During the early months of the pandemic, many people put off noncovid-related care. Now, as more patients head to the doctor, health plan providers are feeling the effect on their bottom line. Other health industry news reports are on mergers, air ambulances, telehealth and more.
Axios: The Cost Of The Pandemic Is Catching Up To Health Insurers
Health insurers’ massive pandemic windfall may be interrupted, thanks to an uptick in people seeking the medical care they put off and higher COVID-19 testing and treatment costs. It turns out that an uncontrolled pandemic gets expensive for insurers, patients, and employers. (Owens and Brown, 3/4)

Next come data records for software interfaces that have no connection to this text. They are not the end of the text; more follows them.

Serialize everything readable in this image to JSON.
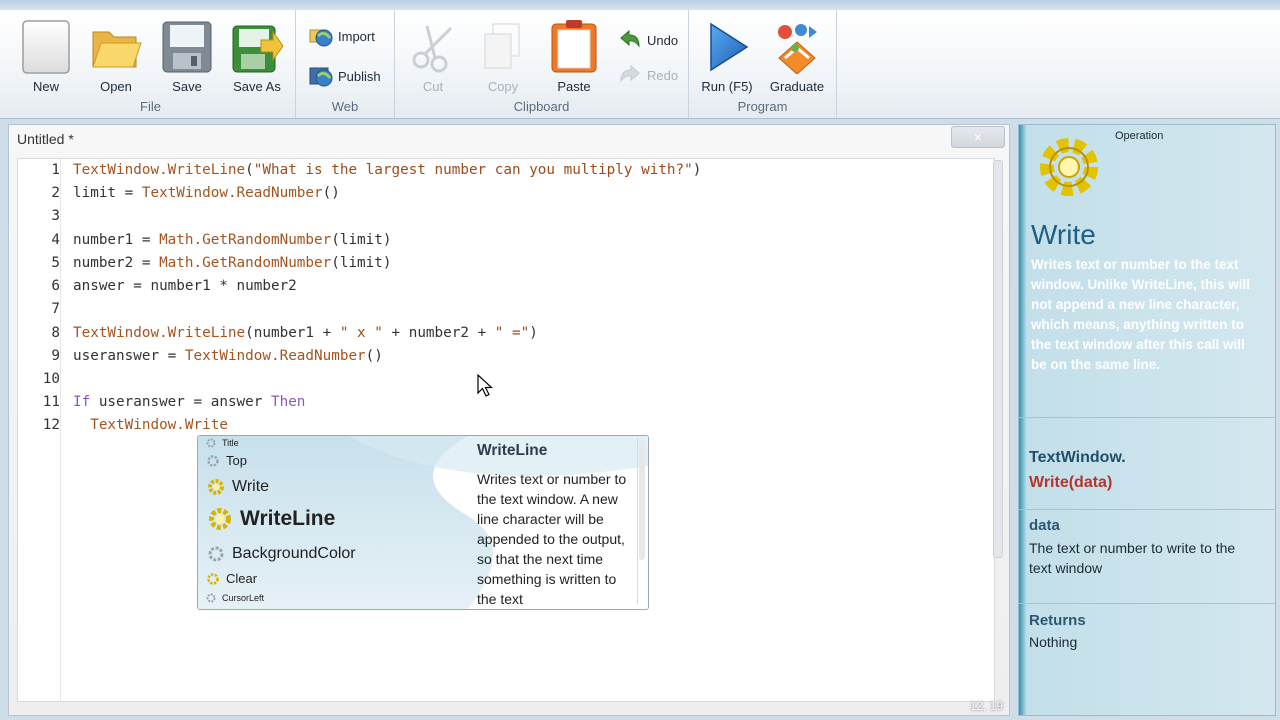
{
  "ribbon": {
    "file": {
      "label": "File",
      "new": "New",
      "open": "Open",
      "save": "Save",
      "save_as": "Save As"
    },
    "web": {
      "label": "Web",
      "import": "Import",
      "publish": "Publish"
    },
    "clipboard": {
      "label": "Clipboard",
      "cut": "Cut",
      "copy": "Copy",
      "paste": "Paste",
      "undo": "Undo",
      "redo": "Redo"
    },
    "program": {
      "label": "Program",
      "run": "Run (F5)",
      "graduate": "Graduate"
    }
  },
  "editor": {
    "doc_title": "Untitled *",
    "close_glyph": "×",
    "cursor_pos": "12, 19",
    "lines": [
      {
        "n": "1",
        "text": "TextWindow.WriteLine(\"What is the largest number can you multiply with?\")"
      },
      {
        "n": "2",
        "text": "limit = TextWindow.ReadNumber()"
      },
      {
        "n": "3",
        "text": ""
      },
      {
        "n": "4",
        "text": "number1 = Math.GetRandomNumber(limit)"
      },
      {
        "n": "5",
        "text": "number2 = Math.GetRandomNumber(limit)"
      },
      {
        "n": "6",
        "text": "answer = number1 * number2"
      },
      {
        "n": "7",
        "text": ""
      },
      {
        "n": "8",
        "text": "TextWindow.WriteLine(number1 + \" x \" + number2 + \" =\")"
      },
      {
        "n": "9",
        "text": "useranswer = TextWindow.ReadNumber()"
      },
      {
        "n": "10",
        "text": ""
      },
      {
        "n": "11",
        "text": "If useranswer = answer Then"
      },
      {
        "n": "12",
        "text": "  TextWindow.Write"
      }
    ]
  },
  "intellisense": {
    "items": [
      "Title",
      "Top",
      "Write",
      "WriteLine",
      "BackgroundColor",
      "Clear",
      "CursorLeft"
    ],
    "selected": "WriteLine",
    "detail_title": "WriteLine",
    "detail_text": "Writes text or number to the text window.  A new line character will be appended to the output, so that the next time something is written to the text"
  },
  "help": {
    "operation_label": "Operation",
    "title": "Write",
    "description": "Writes text or number to the text window.  Unlike WriteLine, this will not append a new line character, which means, anything written to the text window after this call will be on the same line.",
    "class_name": "TextWindow.",
    "signature": "Write(data)",
    "param_name": "data",
    "param_desc": "The text or number to write to the text window",
    "returns_label": "Returns",
    "returns_value": "Nothing"
  },
  "colors": {
    "keyword": "#8c56c4",
    "object": "#a5541f",
    "string": "#9e4b1c",
    "help_title": "#1f5f86",
    "signature": "#b3352d"
  },
  "icons": [
    "new-icon",
    "open-folder-icon",
    "save-icon",
    "save-as-icon",
    "import-icon",
    "publish-icon",
    "cut-icon",
    "copy-icon",
    "paste-icon",
    "undo-icon",
    "redo-icon",
    "run-icon",
    "graduate-icon",
    "gear-icon",
    "mouse-cursor-icon"
  ]
}
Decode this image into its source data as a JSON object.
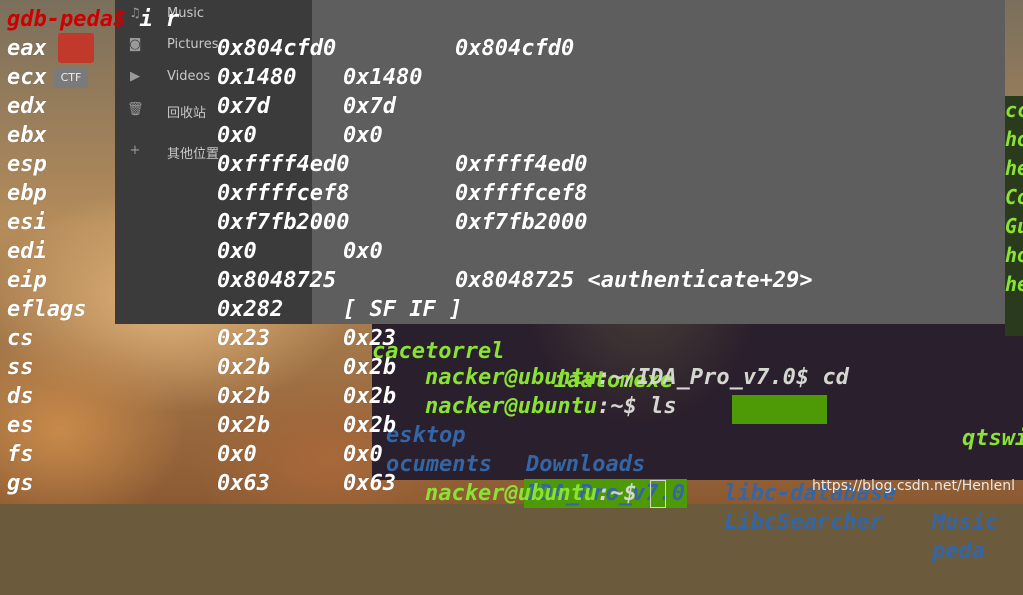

Georgia Health News: Federal Antitrust Scrutiny Revealed In Wake Of Navicent-Houston Merger Collapse
The Federal Trade Commission has revealed that it investigated a proposed merger of hospital systems in Middle Georgia. The announcement Wednesday that the FTC had reviewed the deal – and then closed its probe – came less than a week after the two hospital systems said they were calling the deal off. Atrium Health Navicent, in Macon, and Houston Healthcare, based in Warner Robins, said last Thursday that they had ended their partnership talks after three years. (Miller, 3/4)
Tampa Bay Times: Air Ambulance Service Jet ICU Relocating To Tampa International Airport
Air ambulance company Jet ICU is moving to Tampa. The service, which had been headquartered at Brooksville-Tampa Bay Regional Airport for most of the past 14 years, will relocate operations to Tampa International Airport after the Hillsborough County Aviation Authority approved a lease agreement on Thursday. (Cridlin, 3/5)
Axios: Virtual Doctor’s Visits And Digital Health Tools Take Off In Pandemic
Telemedicine and other health-related technologies have gotten huge boosts over the past year as COVID-19 upended how patients receive medical attention. Virtual doctor’s appointments and therapy sessions will likely be the norm, even after more people are vaccinated. (Hart, 3/4)
KHN: Firefighters — ‘Health Care Providers On A Truck’ — Signal Pandemic Burnout
Tim Dupin thought — or at least hoped — that Missouri firefighters, paramedics and other emergency medical services personnel would be among the first to get vaccinated against the coronavirus. After months of feeling overlooked by elected leaders in the distribution of safety equipment and other resources, surely, Dupin thought, their role on the front line of the medical system would be recognized. They had, throughout the pandemic, responded to calls the way they always had: Without regard to whom or what they would encounter at the scene, interacting with people who could have the coronavirus, despite often having makeshift personal protective equipment and masks that were old, faulty or moldy. (West, 3/5)
This is part of the KHN Morning Briefing, a summary of health policy coverage from major news organizations. Sign up for an email subscription.